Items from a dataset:
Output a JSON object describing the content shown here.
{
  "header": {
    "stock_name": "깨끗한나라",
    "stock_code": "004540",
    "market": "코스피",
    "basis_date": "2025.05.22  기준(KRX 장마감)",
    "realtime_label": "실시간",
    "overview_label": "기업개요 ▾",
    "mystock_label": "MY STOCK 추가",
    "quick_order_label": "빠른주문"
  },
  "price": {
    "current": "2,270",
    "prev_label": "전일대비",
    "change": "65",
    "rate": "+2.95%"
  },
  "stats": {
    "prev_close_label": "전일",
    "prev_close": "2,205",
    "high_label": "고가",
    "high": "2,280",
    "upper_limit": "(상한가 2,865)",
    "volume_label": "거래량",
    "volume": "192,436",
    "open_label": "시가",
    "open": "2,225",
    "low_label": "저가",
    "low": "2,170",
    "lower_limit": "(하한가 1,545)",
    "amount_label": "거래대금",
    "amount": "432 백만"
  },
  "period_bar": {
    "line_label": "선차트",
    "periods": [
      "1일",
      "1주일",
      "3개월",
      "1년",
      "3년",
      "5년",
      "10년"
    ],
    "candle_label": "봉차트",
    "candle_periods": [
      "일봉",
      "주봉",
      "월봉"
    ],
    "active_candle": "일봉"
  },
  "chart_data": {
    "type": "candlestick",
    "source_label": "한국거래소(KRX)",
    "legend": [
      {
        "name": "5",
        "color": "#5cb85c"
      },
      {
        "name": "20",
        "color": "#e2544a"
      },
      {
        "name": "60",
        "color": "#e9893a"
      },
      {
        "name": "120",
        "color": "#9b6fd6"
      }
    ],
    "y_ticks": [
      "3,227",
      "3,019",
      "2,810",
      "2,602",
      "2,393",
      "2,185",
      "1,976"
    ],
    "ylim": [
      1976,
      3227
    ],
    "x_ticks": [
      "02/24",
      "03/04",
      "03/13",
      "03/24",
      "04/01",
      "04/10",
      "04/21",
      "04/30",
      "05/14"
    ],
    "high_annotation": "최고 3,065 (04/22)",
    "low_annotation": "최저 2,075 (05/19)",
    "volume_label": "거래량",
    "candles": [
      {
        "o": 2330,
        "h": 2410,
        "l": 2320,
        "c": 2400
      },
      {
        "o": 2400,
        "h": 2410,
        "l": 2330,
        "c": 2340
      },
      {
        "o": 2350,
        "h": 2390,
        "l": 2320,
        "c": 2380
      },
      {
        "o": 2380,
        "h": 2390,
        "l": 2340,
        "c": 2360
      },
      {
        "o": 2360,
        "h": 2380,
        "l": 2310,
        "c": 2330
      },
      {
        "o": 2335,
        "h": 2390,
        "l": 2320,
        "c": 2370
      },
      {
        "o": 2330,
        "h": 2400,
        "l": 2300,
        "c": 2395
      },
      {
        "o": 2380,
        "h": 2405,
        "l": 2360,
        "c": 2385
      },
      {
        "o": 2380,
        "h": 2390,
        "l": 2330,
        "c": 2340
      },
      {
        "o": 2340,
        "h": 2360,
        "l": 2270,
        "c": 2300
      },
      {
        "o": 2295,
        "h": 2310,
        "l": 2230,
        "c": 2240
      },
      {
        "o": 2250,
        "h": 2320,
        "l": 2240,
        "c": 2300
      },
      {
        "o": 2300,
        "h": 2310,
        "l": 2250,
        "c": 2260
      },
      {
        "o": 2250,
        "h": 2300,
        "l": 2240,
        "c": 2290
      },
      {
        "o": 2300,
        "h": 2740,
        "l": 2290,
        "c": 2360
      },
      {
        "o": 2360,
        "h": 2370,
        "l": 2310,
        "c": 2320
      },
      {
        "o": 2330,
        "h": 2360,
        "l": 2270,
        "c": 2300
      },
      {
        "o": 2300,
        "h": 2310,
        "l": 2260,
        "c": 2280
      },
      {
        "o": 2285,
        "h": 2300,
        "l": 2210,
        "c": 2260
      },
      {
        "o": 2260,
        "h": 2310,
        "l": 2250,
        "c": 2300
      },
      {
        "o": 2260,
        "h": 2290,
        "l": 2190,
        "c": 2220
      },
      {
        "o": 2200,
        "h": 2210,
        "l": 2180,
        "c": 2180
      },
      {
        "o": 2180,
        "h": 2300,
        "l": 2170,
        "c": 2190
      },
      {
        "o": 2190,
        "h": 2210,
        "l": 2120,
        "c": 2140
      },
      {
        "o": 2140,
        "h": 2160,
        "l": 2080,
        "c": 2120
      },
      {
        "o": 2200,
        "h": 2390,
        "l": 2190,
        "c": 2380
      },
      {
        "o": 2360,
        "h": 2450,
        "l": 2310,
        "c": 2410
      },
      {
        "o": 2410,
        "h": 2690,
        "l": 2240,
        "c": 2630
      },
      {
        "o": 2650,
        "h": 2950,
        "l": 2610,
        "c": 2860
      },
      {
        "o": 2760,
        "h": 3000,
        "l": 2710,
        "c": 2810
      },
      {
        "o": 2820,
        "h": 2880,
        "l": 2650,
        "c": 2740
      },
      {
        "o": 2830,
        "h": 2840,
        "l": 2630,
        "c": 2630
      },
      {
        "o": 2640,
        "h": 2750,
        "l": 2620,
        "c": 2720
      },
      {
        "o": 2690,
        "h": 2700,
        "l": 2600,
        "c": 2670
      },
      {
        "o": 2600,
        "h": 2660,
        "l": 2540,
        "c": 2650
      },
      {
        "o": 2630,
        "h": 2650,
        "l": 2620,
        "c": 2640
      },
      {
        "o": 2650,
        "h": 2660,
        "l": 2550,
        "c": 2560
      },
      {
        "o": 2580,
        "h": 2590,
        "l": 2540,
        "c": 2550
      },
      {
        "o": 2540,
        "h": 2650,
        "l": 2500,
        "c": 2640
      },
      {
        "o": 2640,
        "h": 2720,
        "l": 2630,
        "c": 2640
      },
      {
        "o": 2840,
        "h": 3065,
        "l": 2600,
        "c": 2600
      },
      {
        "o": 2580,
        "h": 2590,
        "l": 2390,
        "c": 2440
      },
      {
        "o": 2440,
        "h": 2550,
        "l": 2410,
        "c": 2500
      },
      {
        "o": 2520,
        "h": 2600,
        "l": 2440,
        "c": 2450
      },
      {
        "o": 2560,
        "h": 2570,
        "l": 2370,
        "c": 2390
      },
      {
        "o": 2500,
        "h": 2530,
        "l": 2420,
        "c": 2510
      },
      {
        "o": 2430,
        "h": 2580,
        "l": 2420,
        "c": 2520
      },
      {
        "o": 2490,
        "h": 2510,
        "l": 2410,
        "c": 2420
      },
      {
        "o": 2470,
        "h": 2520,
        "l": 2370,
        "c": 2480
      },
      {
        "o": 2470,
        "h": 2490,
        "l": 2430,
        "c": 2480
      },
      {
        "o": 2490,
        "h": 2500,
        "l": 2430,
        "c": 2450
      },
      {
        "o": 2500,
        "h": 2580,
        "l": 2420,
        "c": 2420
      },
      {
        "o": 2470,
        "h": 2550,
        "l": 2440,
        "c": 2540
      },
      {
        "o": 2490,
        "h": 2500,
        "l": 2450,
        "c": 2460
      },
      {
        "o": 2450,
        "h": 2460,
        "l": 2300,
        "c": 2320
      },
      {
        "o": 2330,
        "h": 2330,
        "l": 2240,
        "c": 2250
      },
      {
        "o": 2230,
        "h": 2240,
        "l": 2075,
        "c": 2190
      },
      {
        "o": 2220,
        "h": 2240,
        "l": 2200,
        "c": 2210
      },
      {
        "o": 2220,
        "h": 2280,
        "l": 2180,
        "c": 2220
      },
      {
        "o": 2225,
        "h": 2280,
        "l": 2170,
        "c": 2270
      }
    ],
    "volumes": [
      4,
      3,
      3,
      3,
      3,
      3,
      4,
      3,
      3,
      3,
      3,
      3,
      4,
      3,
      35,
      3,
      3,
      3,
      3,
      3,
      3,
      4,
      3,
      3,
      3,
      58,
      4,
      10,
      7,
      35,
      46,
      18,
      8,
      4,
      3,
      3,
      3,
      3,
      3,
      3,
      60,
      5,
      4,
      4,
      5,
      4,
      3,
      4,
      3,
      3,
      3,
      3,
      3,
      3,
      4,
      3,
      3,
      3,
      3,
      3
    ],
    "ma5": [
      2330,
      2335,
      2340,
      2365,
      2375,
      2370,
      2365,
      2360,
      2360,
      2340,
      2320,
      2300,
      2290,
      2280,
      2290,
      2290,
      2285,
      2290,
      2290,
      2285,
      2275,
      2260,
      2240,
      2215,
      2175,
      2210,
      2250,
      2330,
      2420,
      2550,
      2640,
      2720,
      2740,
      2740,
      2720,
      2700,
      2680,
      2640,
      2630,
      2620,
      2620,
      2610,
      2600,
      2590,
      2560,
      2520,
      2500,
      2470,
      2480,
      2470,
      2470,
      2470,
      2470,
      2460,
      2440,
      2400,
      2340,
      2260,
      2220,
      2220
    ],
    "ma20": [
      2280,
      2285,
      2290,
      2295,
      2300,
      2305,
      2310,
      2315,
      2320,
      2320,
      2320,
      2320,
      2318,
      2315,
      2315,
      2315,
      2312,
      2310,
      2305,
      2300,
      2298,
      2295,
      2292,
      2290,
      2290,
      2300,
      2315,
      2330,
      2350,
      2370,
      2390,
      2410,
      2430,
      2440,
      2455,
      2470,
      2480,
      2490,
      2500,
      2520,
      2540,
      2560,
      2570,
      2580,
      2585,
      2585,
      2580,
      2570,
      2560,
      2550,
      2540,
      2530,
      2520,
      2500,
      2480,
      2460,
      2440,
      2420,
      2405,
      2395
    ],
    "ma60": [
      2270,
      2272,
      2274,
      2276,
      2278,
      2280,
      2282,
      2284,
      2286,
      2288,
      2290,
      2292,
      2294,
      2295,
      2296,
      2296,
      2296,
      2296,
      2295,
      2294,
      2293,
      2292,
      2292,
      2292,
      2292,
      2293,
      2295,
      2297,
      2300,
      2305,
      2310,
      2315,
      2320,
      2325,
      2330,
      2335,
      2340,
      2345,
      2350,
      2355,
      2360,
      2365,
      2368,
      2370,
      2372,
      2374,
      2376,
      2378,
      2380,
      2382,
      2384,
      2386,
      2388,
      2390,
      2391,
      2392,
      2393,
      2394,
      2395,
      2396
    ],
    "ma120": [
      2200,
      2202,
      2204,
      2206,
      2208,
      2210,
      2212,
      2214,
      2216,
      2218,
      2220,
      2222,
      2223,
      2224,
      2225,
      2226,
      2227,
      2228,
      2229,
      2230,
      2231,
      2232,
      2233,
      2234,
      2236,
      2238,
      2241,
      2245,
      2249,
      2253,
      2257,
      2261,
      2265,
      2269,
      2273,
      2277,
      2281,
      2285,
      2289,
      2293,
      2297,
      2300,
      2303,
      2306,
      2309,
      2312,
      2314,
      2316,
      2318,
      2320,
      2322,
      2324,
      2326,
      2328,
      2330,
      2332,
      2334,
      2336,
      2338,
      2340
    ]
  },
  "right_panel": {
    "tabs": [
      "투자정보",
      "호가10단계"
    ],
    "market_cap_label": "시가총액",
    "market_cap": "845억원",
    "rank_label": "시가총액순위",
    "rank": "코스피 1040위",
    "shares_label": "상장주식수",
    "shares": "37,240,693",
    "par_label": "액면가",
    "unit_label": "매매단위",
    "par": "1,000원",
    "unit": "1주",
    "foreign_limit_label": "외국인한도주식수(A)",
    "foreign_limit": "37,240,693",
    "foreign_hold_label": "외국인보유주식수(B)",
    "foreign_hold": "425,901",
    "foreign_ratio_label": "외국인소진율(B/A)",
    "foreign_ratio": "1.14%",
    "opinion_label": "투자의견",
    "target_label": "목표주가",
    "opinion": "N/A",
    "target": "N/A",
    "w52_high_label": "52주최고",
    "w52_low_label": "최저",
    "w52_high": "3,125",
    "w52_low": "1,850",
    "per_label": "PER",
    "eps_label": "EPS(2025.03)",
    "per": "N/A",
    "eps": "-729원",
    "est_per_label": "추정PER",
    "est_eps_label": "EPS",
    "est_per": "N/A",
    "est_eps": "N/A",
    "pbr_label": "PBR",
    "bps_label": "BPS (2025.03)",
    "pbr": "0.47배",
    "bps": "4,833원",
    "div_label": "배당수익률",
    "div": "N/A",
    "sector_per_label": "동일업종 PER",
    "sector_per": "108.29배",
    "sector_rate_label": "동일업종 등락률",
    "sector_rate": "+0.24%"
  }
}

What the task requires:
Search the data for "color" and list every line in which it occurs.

Answer for this exercise:
        "color": "#5cb85c"
        "color": "#e2544a"
        "color": "#e9893a"
        "color": "#9b6fd6"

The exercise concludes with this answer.